In day to day life, the dispensing feature is getting a lot of use in our house, while the basic on/off function has been used once or twice. But my husband, who merely tolerates many of my smart home gadgets, really values this one. I think it’s valuable for anyone is is trying to save a few steps in the kitchen or doesn’t want to mess with measuring cups. But plenty of people will look at this and think it’s silly.

If you’re in the category who still finds it cool, there are some things to know. Installing the faucet was fairly simple for me because I happened to already have a Delta faucet featuring capacitive touch. Delta basically sent me a module to add onto the line running to my sink. It provided clear written directions and an app that walked me through the process. I had no idea about the app until it was time for me to connect, but it seemed like it would be really helpful.

Installing the device isn’t as hard as you might think. Of course, I wasn’t replacing my entire faucet.

You will need A/C power under the sink for the Alexa functionality. My capacitive touch sink ran on six AA batteries, but the Wi-Fi capabilities for Alexa require wired power. Most newer homes have wired power under the sink for the garbage disposal, so check. You might be surprised. The installation requires you to turn off your water under the sink. Have a bucket handy to catch any pooled water still in the pipe. I forgot that step and experienced the terror or thinking I had flooded the house, for about ten seconds.

Set up took me about 30 minutes to replace the module, and an entire faucet replacement would have taken me maybe an hour longer. Once everything is set up and you’ve tested for leaks, it’s time to connect to the internet. Unlike every other single connected device in my home, the Delta faucet doesn’t have an app. Instead you log into a web site and connect to the soft AP the Wi-Fi module sets up. I had trouble getting my phone and my tablet to recognize the web site to start the process until I switched over to the Safari browser.

Schneider says he isn’t sure what happened but guessed it might be a result of my connecting so many devices and having some leftover network credentials cached on my phone and tablet. Either way once it was connected, I logged into the web app and connected the faucet to my Amazon Alexa app. Programming the special pot sizes is taken care of on the web app and you can also see how many gallons of water go through the sink.

As I was connecting the sink, I got a lot of worried tweets from people who wondered how easy the sink would be to hack, resulting in a large water bill if someone turned it on while I wasn’t home. Schneider says that Delta has a four-minute shut off function on its touch-capable devices that extends to this Alexa-enabled device as well. In four minutes roughly seven gallons of water will run through the sink. So, while that’s a waste, it’s not as terrible as 700 or 7,000 gallons.

So if you’ve got an itch to do away with your measuring cups or just need to be at the forefront of every new tech trend out there, this is a product that works well, looks good, offers some  convenience through Alexa and a lot of convenience through capacitive touch.

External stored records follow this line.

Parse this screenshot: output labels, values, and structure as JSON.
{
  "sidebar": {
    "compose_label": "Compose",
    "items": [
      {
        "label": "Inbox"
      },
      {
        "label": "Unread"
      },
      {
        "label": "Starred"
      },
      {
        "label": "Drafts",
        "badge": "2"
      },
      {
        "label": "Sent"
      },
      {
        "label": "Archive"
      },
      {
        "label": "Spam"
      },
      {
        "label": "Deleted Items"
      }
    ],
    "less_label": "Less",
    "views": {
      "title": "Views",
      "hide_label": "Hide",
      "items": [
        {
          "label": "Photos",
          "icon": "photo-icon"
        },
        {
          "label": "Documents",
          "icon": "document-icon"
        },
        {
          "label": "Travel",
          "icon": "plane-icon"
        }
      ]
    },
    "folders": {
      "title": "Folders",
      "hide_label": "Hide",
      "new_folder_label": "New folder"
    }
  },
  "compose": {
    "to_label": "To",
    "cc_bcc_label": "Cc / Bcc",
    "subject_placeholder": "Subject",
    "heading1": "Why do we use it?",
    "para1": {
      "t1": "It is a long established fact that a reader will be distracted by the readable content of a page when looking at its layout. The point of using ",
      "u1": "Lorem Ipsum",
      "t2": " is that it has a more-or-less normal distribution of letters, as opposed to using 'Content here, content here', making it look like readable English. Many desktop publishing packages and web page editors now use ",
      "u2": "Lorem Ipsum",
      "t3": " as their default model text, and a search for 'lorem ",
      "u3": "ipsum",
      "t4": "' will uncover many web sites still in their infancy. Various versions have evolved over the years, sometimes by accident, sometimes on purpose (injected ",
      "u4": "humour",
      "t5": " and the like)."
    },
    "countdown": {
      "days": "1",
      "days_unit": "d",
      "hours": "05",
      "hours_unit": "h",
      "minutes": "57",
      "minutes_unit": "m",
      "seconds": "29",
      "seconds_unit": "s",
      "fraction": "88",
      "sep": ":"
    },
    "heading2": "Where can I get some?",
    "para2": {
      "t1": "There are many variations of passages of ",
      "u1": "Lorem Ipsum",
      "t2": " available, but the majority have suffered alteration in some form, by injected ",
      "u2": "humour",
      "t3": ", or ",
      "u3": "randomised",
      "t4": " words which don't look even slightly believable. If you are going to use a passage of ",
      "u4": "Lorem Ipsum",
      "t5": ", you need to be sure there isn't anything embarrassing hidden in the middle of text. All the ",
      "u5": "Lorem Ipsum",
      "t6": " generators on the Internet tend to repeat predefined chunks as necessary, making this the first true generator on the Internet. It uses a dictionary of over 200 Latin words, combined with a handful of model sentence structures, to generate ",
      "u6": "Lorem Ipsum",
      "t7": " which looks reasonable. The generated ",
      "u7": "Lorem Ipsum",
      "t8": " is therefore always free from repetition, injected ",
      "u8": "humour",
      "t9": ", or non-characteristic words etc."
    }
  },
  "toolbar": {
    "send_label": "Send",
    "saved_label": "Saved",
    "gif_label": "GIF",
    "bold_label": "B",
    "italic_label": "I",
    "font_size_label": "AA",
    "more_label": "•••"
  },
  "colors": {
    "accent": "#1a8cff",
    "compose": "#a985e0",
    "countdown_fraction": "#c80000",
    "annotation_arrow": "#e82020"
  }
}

Delta guarantees the faucet and finish for a lifetime and offers a five-year warranty on the electronics. Schneider says that the company is evaluating adding support for Google Home and Apple’s HomePod, but has not done so yet.

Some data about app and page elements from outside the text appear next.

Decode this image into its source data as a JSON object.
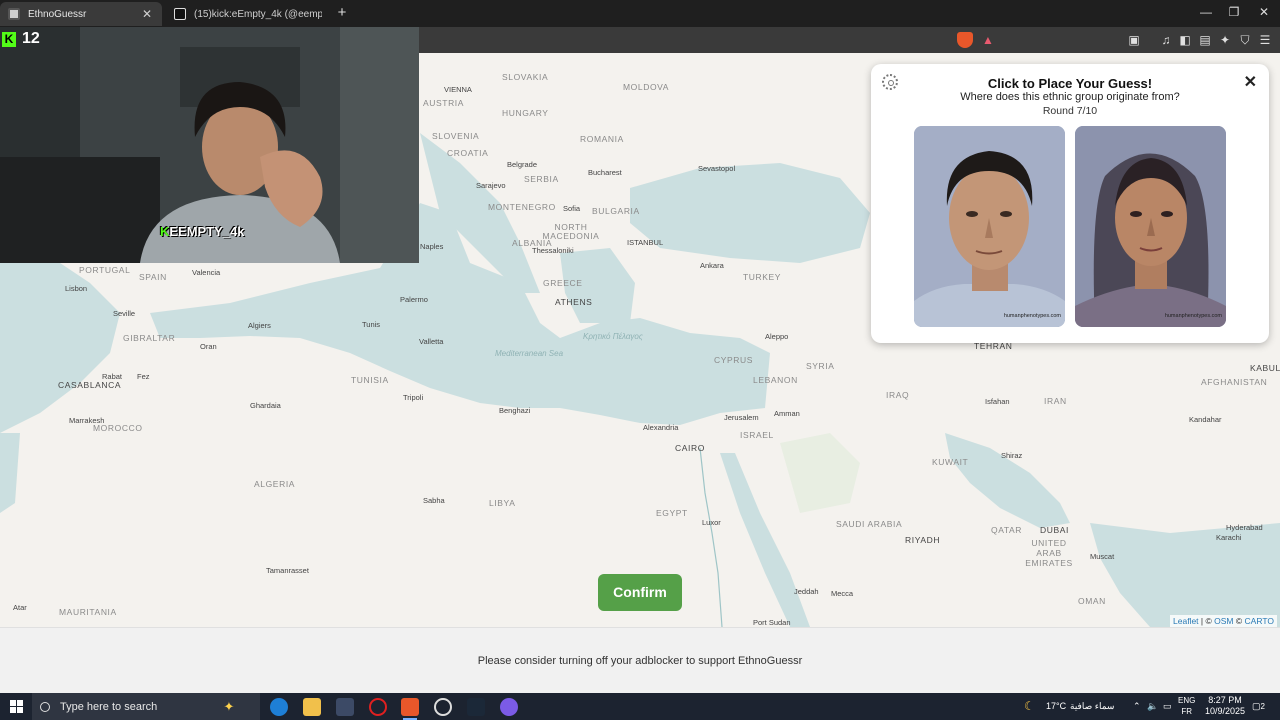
{
  "browser": {
    "tabs": [
      {
        "title": "EthnoGuessr",
        "active": true
      },
      {
        "title": "(15)kick:eEmpty_4k (@eempty_8k) | T",
        "active": false
      }
    ],
    "shield_count": "1",
    "rewards_count": "1"
  },
  "map": {
    "countries": [
      "SLOVAKIA",
      "AUSTRIA",
      "HUNGARY",
      "MOLDOVA",
      "ROMANIA",
      "SLOVENIA",
      "CROATIA",
      "SERBIA",
      "MONTENEGRO",
      "BULGARIA",
      "NORTH MACEDONIA",
      "ALBANIA",
      "PORTUGAL",
      "SPAIN",
      "GREECE",
      "TURKEY",
      "CYPRUS",
      "SYRIA",
      "LEBANON",
      "TUNISIA",
      "MOROCCO",
      "ALGERIA",
      "LIBYA",
      "EGYPT",
      "ISRAEL",
      "IRAQ",
      "IRAN",
      "AFGHANISTAN",
      "KUWAIT",
      "SAUDI ARABIA",
      "QATAR",
      "UNITED ARAB EMIRATES",
      "OMAN",
      "MAURITANIA",
      "GIBRALTAR",
      "CASABLANCA",
      "ATHENS",
      "CAIRO",
      "TEHRAN",
      "RIYADH",
      "DUBAI",
      "KABUL"
    ],
    "cities": [
      "VIENNA",
      "Belgrade",
      "Sarajevo",
      "Bucharest",
      "Sevastopol",
      "Sofia",
      "Thessaloniki",
      "ISTANBUL",
      "Ankara",
      "Naples",
      "Valencia",
      "Lisbon",
      "Palermo",
      "Algiers",
      "Tunis",
      "Seville",
      "Oran",
      "Valletta",
      "Aleppo",
      "Rabat",
      "Fez",
      "Ghardaia",
      "Tripoli",
      "Benghazi",
      "Alexandria",
      "Jerusalem",
      "Amman",
      "Marrakesh",
      "Isfahan",
      "Kandahar",
      "Shiraz",
      "Sabha",
      "Luxor",
      "Hyderabad",
      "Karachi",
      "Muscat",
      "Tamanrasset",
      "Jeddah",
      "Mecca",
      "Atar",
      "Port Sudan"
    ],
    "seas": [
      "Mediterranean Sea",
      "Κρητικό Πέλαγος"
    ],
    "attribution": {
      "leaflet": "Leaflet",
      "sep": "|",
      "osm": "OSM",
      "carto": "CARTO",
      "copy": "©"
    },
    "colors": {
      "land": "#f4f2ee",
      "water": "#cbdfe0",
      "pin": "#1a1ad8",
      "confirm": "#55a048"
    }
  },
  "panel": {
    "title": "Click to Place Your Guess!",
    "question": "Where does this ethnic group originate from?",
    "round": "Round 7/10",
    "watermark": "humanphenotypes.com"
  },
  "confirm_label": "Confirm",
  "stream": {
    "viewers": "12",
    "handle": "EEMPTY_4k"
  },
  "footer_text": "Please consider turning off your adblocker to support EthnoGuessr",
  "taskbar": {
    "search_placeholder": "Type here to search",
    "temperature": "17°C",
    "weather": "سماء صافية",
    "lang_top": "ENG",
    "lang_bottom": "FR",
    "time": "8:27 PM",
    "date": "10/9/2025",
    "notifications": "2"
  }
}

So for now, this is a product for Alexa households only.

 

The post Delta’s Alexa-enabled faucet is surprisingly useful appeared first on Stacey on IoT | Internet of Things news and analysis.

Stacey on IoT | Internet of Things news and analysis

Leave a Reply

Your email address will not be published. Required fields are marked *